Filmmaker Moore opens up about his latest, Sicko
chris atchison/metro toronto
By the time his new film hits theatres today, conservative commentators across Canada and the United States will be decrying yet another attack on American society by director Michael Moore.
This time Moore is going after the U.S. health-care system and what he feels are its deficiencies — namely the fact that almost 50 million Americans lack basic medical insurance and are too poor to get it — with the new documentary Sicko.
Liberals, on the other hand, will be cheering Moore’s bravery in highlighting what they will see as the greed of a system designed to generate profits above all else, which turns sick people away at hospital doors simply due to their inability to pay.
Such is the polarizing work of the director who has made it his mission to expose the flaws in the social and political fabric of American society with documentaries such as the Academy Award-winning Bowling For Columbine and the wildly successful Fahrenheit 9/11.
But don’t call him anti-American.
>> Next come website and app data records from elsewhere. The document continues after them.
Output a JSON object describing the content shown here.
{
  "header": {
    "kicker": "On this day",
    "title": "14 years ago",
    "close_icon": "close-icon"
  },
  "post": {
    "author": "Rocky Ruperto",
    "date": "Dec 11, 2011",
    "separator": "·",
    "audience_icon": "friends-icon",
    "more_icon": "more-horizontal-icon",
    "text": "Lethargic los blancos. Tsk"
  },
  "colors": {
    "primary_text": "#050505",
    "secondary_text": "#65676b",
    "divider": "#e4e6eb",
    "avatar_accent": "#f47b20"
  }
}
That’s where Moore draws the line.
“I don’t think it’s anti-American to point out to my fellow Americans the things that are wrong in America and the things that need to be fixed,” Moore says prior to a recent premiere screening of Sicko in London, Ont., where part of the film was shot.
“(The United States) was founded by radicals and revolutionaries who felt that the highest form of patriotism was to ask questions and to criticize those in power, and to hold those in power accountable for their actions. There is no greater pro-American act to do than what I do.”
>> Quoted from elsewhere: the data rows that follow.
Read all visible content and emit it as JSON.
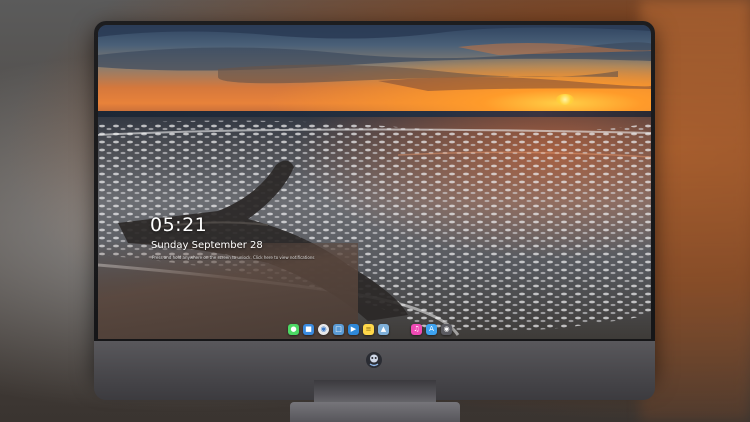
{
  "lock_screen": {
    "time": "05:21",
    "date": "Sunday September 28",
    "notice": "Press and hold anywhere on the screen to unlock. Click here to view notifications"
  },
  "dock": {
    "icons": [
      {
        "name": "messages-icon",
        "color": "#4cd964"
      },
      {
        "name": "finder-icon",
        "color": "#3a8be0"
      },
      {
        "name": "safari-icon",
        "color": "#e8e8ea"
      },
      {
        "name": "files-icon",
        "color": "#5b9bd5"
      },
      {
        "name": "video-icon",
        "color": "#2f88d8"
      },
      {
        "name": "notes-icon",
        "color": "#ffd84a"
      },
      {
        "name": "photos-icon",
        "color": "#7fb0d9"
      },
      {
        "name": "music-icon",
        "color": "#f04bb5"
      },
      {
        "name": "app-store-icon",
        "color": "#3ea3f0"
      },
      {
        "name": "camera-icon",
        "color": "#5a5a60"
      }
    ]
  }
}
Sicko puts the U.S. health-care system under the microscope with comparisons to the universal systems of Canada, France, Great Britain and Cuba.
Moore utilizes his typical blend of comedy, gut-wrenching emotion and anger-inducing political rhetoric to make his point that almost one-sixth of the population of the most prosperous country on Earth suffers because they lack basic health insurance, whereas people in other First World countries, and even some in the Third World, enjoy government-funded universal coverage.
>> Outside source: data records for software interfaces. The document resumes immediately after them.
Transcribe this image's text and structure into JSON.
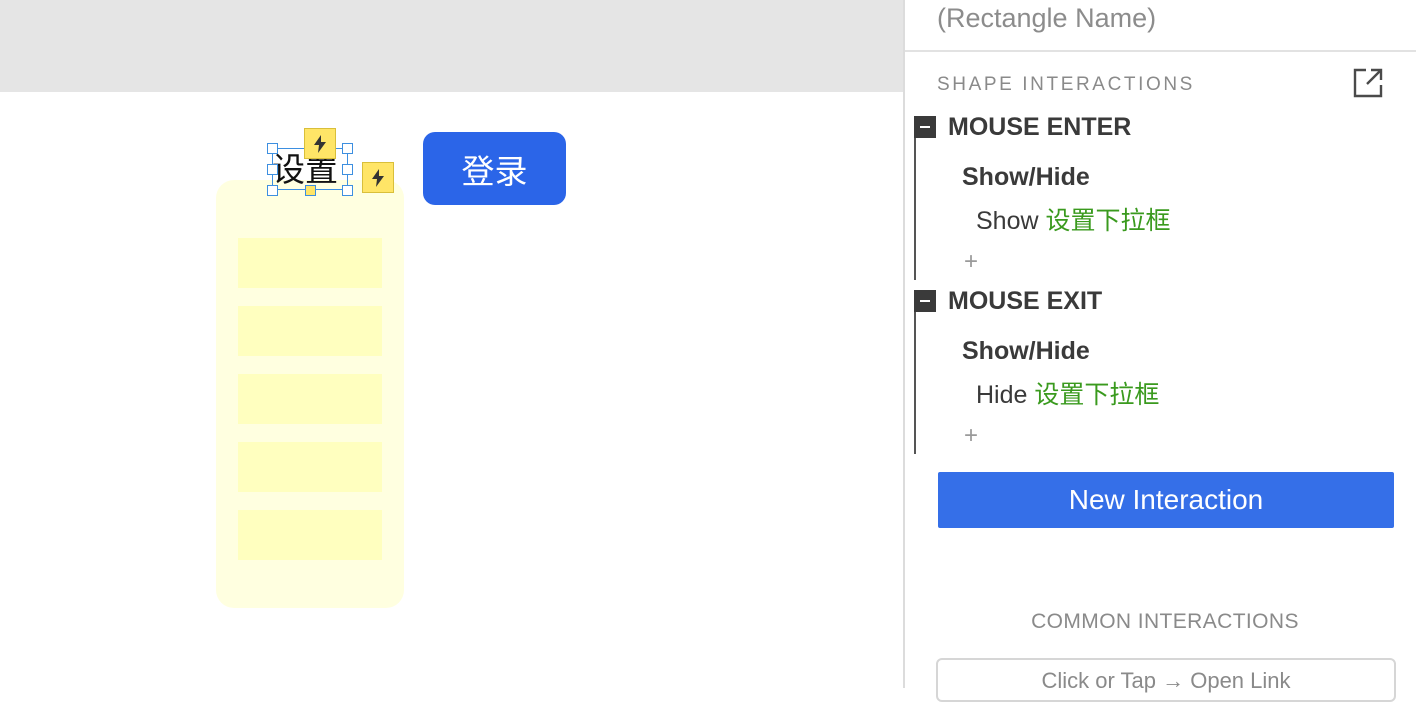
{
  "canvas": {
    "settings_label": "设置",
    "login_button": "登录",
    "dropdown_item_count": 5
  },
  "panel": {
    "name_placeholder": "(Rectangle Name)",
    "section_title": "SHAPE INTERACTIONS",
    "events": [
      {
        "title": "MOUSE ENTER",
        "action": "Show/Hide",
        "verb": "Show",
        "target": "设置下拉框",
        "add": "+"
      },
      {
        "title": "MOUSE EXIT",
        "action": "Show/Hide",
        "verb": "Hide",
        "target": "设置下拉框",
        "add": "+"
      }
    ],
    "new_interaction": "New Interaction",
    "common_title": "COMMON INTERACTIONS",
    "common_items": [
      "Click or Tap → Open Link"
    ]
  },
  "colors": {
    "accent_blue": "#356fe8",
    "login_blue": "#2b65e8",
    "target_green": "#3a9a1e",
    "dropdown_fill": "#ffffe0",
    "dropdown_item": "#ffffbf",
    "badge_yellow": "#ffe567",
    "selection_blue": "#3d8fe0"
  },
  "icons": [
    "lightning-icon",
    "popout-icon",
    "collapse-icon",
    "plus-icon"
  ]
}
“When anthropologists dig our culture up a few hundred years from now or maybe even 50 years from now, they’re going to look back and say, ‘How barbaric were these people that they wouldn’t even say that their own children had a right to health care, had a right to see a doctor if they got sick? That is really cruel.’ ”
Perhaps a crueller reality for some advocates who agree with Moore’s stance is that little change is likely to follow Sicko’s release. As he points out in the film, Bill Clinton’s plan to introduce some form of universality to the U.S. health system was quickly quashed by legislators and lobbyists in the mid-1990s.
And with that, Moore offers some advice to his Canadian brethren — he’s one-quarter Canuck, after all — about not following the lead of our neighbours south of the border.
“I hope for Canadians (Sicko) acts first of all as a reminder that at your core you did come up with a good idea here,” he says.
“Don’t throw the baby out with the bath water as you try to fix it. Don’t think that the solution lies in the American system. Fix your system with Canadian ideas. Solve the Canadian problem with Canadian people and ideas. Don’t create a society of haves and have-nots like we have.”
- Sicko opens today.